The impoverishment of Serbia
Königstein/Montreal – March 24, 2015. “Serbia has visibly become poor. For this reason, many have also given up hope. The 40 to 50-year-olds are now leaving, people in their prime.” The Catholic bishop of Zrenjanin, Ladislav Nemet, used these words to describe the current situation in Serbia during a visit to the international Catholic pastoral charity Aid to the Church in Need (ACN).
Bishop Nemet also said, “Waging war costs a great deal; however, being bombed even more. Years of international sanctions and the damage inflicted by the NATO bombing in 1999, which has yet to be repaired, have been very hard on the economic basis, especially on industry and the transportation infrastructure. Serbia has been thrown back at least 50 years.”
The Church feels the effects of emigration
According to the bishop, the first wave of emigration hit the south-eastern European country in 1991. At that time, those leaving were primarily young Serbs who did not want to fight in the war. The second wave was triggered by the bombing in 1999. According to a 2011 Census, Serbia currently should have 7.16 million inhabitants. The World Bank estimates that the country has lost approximately 300,000 inhabitants over the last ten years.

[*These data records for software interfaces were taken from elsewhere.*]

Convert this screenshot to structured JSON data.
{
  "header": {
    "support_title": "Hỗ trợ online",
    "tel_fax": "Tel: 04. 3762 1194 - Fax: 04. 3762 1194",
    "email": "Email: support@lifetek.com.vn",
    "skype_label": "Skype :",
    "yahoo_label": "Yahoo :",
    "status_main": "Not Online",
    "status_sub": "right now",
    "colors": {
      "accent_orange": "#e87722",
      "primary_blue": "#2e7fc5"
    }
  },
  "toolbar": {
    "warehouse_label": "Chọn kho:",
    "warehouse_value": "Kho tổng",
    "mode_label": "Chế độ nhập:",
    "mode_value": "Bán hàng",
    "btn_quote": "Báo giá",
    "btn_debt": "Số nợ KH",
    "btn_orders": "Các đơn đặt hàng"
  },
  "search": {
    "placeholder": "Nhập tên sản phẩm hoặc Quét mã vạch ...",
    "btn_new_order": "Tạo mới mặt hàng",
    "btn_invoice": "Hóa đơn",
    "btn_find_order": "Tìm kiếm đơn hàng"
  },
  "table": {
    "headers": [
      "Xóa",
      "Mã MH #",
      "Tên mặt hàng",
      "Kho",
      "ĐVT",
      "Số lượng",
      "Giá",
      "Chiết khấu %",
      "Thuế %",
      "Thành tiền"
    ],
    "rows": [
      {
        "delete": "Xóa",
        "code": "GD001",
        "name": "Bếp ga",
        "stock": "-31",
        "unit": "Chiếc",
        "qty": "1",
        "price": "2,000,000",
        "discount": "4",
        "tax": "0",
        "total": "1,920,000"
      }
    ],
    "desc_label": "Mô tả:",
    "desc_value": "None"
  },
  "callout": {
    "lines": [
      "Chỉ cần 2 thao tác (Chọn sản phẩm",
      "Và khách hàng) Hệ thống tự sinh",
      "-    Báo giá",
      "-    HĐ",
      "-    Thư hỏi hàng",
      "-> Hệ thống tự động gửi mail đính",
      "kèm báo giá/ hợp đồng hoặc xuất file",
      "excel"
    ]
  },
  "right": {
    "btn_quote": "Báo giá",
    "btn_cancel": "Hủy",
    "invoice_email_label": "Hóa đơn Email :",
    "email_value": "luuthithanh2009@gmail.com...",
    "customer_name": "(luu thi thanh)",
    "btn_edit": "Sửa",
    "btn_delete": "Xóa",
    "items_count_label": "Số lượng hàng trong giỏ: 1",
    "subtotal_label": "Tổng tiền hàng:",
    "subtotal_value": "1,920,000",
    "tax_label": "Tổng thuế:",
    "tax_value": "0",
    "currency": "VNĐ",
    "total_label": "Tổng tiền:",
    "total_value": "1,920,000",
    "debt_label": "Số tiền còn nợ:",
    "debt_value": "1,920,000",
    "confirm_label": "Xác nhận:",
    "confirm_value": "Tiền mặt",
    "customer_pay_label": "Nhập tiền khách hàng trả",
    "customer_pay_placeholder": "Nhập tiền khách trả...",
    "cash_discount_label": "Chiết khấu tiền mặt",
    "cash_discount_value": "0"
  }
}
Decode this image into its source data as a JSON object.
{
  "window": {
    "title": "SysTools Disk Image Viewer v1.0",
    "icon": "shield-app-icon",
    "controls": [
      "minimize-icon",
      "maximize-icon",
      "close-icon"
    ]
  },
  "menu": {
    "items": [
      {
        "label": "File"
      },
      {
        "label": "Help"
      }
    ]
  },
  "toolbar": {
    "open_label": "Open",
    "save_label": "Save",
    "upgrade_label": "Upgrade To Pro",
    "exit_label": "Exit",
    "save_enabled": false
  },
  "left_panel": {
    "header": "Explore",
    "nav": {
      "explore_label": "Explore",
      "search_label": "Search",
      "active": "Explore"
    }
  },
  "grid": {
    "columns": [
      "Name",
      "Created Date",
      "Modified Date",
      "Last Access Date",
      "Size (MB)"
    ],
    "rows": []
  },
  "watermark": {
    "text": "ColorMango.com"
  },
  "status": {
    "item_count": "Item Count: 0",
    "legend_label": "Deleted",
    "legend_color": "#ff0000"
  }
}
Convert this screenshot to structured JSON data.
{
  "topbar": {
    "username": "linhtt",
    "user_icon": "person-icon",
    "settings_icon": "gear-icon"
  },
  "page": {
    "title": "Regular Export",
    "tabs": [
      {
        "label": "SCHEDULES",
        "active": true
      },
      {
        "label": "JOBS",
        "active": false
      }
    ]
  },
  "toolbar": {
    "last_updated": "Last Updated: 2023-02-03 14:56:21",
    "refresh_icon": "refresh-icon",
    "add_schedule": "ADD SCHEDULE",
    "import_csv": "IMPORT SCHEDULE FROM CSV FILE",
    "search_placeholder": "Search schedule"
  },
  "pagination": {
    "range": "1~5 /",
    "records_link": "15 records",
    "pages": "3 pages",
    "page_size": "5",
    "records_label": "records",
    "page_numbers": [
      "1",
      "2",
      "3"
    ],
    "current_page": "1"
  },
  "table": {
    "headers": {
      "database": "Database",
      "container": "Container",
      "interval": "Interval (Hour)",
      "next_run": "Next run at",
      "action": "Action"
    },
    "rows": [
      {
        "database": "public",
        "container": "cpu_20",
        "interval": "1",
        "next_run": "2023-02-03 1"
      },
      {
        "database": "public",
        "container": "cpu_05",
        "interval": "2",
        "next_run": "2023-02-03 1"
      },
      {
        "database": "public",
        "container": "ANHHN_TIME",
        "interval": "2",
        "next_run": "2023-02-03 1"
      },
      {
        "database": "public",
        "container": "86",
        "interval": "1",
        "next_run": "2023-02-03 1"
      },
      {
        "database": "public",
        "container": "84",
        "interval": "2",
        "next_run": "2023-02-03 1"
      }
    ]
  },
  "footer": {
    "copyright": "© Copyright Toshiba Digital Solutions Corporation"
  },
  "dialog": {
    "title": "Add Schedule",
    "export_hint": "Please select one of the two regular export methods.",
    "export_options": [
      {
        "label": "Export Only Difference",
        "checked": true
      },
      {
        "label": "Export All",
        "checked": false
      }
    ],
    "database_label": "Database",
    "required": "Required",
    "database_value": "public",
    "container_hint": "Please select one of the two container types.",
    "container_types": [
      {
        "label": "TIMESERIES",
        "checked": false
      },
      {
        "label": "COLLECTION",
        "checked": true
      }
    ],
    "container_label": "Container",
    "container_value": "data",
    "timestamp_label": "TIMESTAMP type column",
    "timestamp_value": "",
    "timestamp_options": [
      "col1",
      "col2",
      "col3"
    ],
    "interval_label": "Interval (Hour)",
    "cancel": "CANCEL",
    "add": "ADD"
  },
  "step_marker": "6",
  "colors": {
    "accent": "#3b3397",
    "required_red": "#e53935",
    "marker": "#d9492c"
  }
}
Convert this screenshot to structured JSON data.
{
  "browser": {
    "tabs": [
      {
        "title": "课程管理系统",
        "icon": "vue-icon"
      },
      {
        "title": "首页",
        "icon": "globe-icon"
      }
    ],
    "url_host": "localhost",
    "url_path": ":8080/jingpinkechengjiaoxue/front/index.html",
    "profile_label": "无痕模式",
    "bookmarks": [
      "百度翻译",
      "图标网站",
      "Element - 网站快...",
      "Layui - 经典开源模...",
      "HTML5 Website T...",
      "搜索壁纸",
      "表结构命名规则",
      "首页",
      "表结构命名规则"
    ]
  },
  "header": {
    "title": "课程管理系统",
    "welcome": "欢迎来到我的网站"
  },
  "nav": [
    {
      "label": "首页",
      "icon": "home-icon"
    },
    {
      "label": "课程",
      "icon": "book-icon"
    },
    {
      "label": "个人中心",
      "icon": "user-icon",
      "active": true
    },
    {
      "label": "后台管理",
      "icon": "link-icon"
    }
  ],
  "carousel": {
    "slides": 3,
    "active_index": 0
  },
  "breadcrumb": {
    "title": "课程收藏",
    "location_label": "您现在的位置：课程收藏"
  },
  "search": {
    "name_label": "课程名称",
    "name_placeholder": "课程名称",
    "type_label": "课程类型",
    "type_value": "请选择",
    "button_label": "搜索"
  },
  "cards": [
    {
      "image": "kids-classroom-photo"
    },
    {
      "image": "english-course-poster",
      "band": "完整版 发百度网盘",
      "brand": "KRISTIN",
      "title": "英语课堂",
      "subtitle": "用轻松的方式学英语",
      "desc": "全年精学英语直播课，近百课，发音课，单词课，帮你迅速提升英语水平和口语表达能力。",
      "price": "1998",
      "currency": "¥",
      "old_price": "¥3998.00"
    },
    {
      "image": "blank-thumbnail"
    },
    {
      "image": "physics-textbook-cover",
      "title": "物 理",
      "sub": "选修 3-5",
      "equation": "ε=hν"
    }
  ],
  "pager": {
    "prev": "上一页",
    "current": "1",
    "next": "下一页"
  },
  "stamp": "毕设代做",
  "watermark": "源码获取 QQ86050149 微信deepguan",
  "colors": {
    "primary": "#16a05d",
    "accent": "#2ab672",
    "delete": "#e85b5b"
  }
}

The Church has also felt the effects of emigration Greek Catholic Church. Bishop Nemet commented, “Today, the diocese of Zrenjanin in Vojvodina in the northern part of Serbia has approximately 65,000 believers. In 1991, there were still 99,000.” Because many believers in Vojvodina have Hungarian, Romanian, Croatian or German roots, moving to one of the countries of the European Union is comparatively easy. According to the bishop, most of the Serbs move to Austria, Germany or the United States. Thus, Chicago is “already considered the second largest Serbian community after Belgrade.”
ACN has been supporting the pastoral work of the Catholic as well as the Greek Catholic Church in all five Serbian dioceses giving pastoral care following the diaspora – for years. In 2014, the aid was primarily used for pastoral programs to help children and adolescents; renovation as well as construction projects were also supported along with help to avoid damage from flooding. Mass Offerings were given to secure the livelihood of pastors, as were the acquisition of automobiles to carry out pastoral care in diaspora regions.